Righty Miles Reagan from El Capitan High in Lakeside doesn’t do things conventionally. He has almost exactly copied Trevor Hoffman’s high leg kick and delivery, but Reagan’s arm action resembles a tennis ball boy flipping a new ball to Roger Federer—he flips his wrist. Reagan’s revamped mechanics have not hampered his quality stuff. Miles fastball peaks at 92 and he has a decent 79-81 change. He will need to sharpen and tighten his low-70s curve.
Lanky, projectable lefty Edgar Olmos from Van Nuys’ Birmingham High has a loose and easy delivery, showing an 87 mph fastball and 68-74 mph curve.

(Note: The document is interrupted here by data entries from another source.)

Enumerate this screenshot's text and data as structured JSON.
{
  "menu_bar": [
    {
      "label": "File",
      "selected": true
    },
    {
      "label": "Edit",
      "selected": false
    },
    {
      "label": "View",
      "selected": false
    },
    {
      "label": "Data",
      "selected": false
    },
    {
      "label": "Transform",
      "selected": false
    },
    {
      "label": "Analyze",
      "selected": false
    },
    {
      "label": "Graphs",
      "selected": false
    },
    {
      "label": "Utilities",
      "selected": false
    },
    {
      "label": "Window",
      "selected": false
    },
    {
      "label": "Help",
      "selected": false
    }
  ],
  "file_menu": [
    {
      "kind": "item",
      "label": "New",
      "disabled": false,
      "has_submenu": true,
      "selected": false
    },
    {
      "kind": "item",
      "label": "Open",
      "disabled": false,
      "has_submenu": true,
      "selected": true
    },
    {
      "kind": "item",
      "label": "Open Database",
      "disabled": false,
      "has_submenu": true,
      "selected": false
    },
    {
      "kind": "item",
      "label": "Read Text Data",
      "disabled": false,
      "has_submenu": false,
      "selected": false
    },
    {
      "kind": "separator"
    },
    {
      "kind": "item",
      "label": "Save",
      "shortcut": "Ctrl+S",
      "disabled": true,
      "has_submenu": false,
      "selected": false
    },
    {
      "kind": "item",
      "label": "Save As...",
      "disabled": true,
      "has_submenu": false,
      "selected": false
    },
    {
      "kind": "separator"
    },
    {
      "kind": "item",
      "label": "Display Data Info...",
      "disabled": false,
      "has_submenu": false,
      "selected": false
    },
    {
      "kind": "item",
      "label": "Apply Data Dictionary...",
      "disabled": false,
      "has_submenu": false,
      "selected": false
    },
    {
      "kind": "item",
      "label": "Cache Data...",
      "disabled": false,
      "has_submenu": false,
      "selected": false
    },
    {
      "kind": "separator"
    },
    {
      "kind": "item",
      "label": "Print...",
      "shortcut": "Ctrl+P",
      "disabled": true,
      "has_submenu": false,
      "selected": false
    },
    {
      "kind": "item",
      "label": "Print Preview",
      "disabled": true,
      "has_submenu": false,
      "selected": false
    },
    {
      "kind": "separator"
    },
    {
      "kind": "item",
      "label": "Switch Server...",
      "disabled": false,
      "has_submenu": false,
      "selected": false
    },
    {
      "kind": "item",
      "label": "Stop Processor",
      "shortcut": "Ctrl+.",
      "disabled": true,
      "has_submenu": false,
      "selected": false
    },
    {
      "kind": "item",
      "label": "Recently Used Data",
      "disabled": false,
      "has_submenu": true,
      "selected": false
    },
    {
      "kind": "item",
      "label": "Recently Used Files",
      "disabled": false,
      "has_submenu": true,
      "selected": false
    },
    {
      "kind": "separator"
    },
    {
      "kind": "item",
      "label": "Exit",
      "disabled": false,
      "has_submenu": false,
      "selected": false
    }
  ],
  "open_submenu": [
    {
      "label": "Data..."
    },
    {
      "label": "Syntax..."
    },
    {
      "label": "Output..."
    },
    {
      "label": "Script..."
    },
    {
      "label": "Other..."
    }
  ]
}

The 6-foot-4 Olmos doesn’t throw hard enough yet to merit early round draft consideration, but after three years in college (he’s an Arizona recruit) he could conceivably become a premium prospect. His elaborate arm backstroke also could be a concern for scouts, some of whom would see it as an injury concern.
Palmdale High righty Michael Tonkin has had an inconsistent performance in the last year, peaking at 91 mph with his fastball that sits at 87-89. Sunday, it lacked the hard, arm-side run or darting sink he showed in the fall. His curve, meanwhile, has improved, showing sharp bite at 76 mph. Tonkin’s inconsistency stems from his pitching motion, as he has a high leg kick that leads to a sidearm delivery, in which his front side pulls open far too early.
Sunday’s showcase began just after daybreak and ended just prior to sunset. As a tired hoard of scouts filed into the parking lot, one national scout was overheard to say, “Now I’ve got to get on a plane and fly nine hours to the Dominican Republic.”
In his travels, it is doubtful that our friend—or any other scout—will be fortunate to find as much premium talent as was on display Sunday in Compton.